By SEAN ROWLEY
TAHLEQUAH — firstname.lastname@example.org
Though summer 2013 has not been as brutal as the last couple, area medical professionals warn people to be aware of the dangers of heat exhaustion.
It’s a common ailment during mid-year, and a summer with lower temperatures may not greatly affect its incidence.
“It has been cooler and I think people in the southern part of the country are more conscious of it, but hospitals and clinics still report a lot of cases,” said Kenneth Gibson, a doctor of osteopathic medicine for the NeoHealth clinic in Hulbert. “I got it this spring while digging potatoes from my garden. I stopped, drank plenty of ice water, stuck my head under the faucet, then cramped up all during the night.”
Several symptoms can indicate heat exhaustion, including fatigue, muscle cramps, confusion, rapid heartbeat, pale skin and dark urine. Many cases can be treated at home, but those afflicted must be monitored carefully and receive professional medical care if symptoms don’t improve.
Whether in an emergency room or a backyard, the treatment is much the same: hydrating and cooling the body.
“At the hospital, a patient may receive fluids intravenously and medication for cramps,” Gibson said. “It is important to know how to prevent, recognize and treat heat exhaustion in others and yourself.”
Those with heat exhaustion must first be removed from the heat to shade or air conditioning. They should receive plenty of water and remove all unnecessary clothing. Towels dipped in cool water and fans can lower skin temperatures. A patient can take a cool - but not cold - shower or bath. A wide-ranging, rapid change in external temperatures can stress the heart, which is already under stress during heat exhaustion.
Children up to age 4 and adults over 65 are more vulnerable to heat illnesses, as are those with fever, sunburn, diabetes, high blood pressure and heart, lung or kidney disease.
While people living in Oklahoma climes are aware, and sometimes experience, the onset of heat exhaustion during overexertion in hot weather, Gibson said a longer-term condition is often called “heat exhaustion” by medical professionals.
“It is often diagnosed in people who are cutting and throwing hay, or roofers,” he said. “It is a danger to anyone who works outside away from shade in high temperatures.”
Non-sudden heat exhaustion can be caused by failure to fully rehydrate over a few days.
“They feel fine Monday and Tuesday, they get tired Wednesday, they’re hurting on Thursday, and by Friday, they are down,” Gibson said. “It can be a precursor to heat stroke and can progress to kidney shutdown, organ damage and muscle fatigue and breakdown.”
There are two causes of heat exhaustion: water depletion and salt depletion.

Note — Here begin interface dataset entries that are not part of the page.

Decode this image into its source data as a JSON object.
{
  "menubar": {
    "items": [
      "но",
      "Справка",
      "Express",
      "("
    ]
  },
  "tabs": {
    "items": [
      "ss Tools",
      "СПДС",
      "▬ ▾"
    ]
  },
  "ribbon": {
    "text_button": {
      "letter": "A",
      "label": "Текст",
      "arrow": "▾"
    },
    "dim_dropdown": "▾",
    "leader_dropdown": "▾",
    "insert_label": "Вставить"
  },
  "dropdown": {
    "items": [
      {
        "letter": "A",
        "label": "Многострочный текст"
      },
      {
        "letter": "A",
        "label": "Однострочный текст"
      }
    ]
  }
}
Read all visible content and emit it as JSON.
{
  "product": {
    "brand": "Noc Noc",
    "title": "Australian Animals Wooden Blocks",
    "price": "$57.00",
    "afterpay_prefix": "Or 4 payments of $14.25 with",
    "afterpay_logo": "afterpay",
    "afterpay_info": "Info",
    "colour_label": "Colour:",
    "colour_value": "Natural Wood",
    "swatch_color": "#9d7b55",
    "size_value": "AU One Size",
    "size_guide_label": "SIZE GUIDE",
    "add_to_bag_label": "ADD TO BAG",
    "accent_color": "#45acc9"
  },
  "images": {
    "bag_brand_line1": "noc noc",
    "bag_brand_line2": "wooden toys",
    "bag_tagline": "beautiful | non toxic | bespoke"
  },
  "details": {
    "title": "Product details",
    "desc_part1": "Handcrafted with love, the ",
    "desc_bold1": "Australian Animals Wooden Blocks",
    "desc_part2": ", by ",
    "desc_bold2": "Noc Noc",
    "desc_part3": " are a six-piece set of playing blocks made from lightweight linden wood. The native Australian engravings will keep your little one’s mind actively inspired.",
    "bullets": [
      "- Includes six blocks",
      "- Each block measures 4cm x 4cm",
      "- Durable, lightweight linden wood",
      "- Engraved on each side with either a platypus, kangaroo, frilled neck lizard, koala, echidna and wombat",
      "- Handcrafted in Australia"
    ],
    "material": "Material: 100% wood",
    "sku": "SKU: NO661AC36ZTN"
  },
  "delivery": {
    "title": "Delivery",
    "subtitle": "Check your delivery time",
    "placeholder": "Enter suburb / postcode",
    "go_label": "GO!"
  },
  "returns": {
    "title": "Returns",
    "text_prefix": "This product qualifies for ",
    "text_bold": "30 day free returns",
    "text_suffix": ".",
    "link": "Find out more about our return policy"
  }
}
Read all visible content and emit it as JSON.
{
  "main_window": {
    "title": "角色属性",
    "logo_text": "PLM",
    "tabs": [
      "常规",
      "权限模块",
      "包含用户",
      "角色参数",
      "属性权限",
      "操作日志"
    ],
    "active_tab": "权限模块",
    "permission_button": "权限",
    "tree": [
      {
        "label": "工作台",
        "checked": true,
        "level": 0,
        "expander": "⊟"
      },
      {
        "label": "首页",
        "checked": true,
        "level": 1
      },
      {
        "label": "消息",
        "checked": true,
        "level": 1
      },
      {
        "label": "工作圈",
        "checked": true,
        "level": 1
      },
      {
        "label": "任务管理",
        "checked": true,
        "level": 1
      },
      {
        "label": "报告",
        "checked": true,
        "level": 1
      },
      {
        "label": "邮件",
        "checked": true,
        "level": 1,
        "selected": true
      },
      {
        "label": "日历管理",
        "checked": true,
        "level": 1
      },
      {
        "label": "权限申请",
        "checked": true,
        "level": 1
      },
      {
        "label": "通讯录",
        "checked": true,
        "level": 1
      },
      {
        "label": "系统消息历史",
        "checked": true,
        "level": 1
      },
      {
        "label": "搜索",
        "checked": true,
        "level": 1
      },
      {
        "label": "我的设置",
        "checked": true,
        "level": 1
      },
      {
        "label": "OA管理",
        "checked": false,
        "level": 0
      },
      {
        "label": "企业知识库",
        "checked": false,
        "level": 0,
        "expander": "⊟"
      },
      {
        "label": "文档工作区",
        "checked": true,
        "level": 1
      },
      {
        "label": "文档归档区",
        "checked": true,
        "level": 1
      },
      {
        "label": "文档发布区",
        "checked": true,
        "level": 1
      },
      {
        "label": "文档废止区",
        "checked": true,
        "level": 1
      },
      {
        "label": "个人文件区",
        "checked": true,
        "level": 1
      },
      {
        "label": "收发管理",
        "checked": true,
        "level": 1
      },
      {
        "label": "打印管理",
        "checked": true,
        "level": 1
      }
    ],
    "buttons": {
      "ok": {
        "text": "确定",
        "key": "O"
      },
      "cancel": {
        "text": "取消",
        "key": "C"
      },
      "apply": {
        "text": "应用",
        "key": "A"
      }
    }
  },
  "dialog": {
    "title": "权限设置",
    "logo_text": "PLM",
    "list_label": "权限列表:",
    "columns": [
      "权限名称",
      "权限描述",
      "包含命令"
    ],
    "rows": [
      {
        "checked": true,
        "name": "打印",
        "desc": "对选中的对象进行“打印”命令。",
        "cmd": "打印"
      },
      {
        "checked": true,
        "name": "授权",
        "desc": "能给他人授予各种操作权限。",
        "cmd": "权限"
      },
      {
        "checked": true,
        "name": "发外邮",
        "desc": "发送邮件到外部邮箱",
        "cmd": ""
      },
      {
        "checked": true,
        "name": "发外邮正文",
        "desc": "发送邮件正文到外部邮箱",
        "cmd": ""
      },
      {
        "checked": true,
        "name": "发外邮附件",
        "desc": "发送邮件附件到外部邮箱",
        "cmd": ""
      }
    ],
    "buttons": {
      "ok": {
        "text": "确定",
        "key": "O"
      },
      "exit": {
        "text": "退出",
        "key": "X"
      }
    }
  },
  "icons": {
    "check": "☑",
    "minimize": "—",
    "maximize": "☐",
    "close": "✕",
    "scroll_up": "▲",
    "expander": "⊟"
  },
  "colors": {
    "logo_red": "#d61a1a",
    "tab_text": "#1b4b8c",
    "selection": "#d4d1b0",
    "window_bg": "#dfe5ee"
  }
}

Thirst, headache and weakness indicate lack of water.
Gibson said any prevention or treatment should include water.
“We once handled a case of a kid who was roofing,” he said. “His boss had him take salt tablets as a preventative measure, but by Friday the kid’s kidneys were trying to shut down.”
Gibson mentioned another “excellent” tactic to avoid heat exhaustion: avoid alcohol.
“People taking a lot of medications need to be vigilant, also,” he said. “Some medications keep you from sweating as much. It is a very serious warning sign if you stop sweating on a hot day.”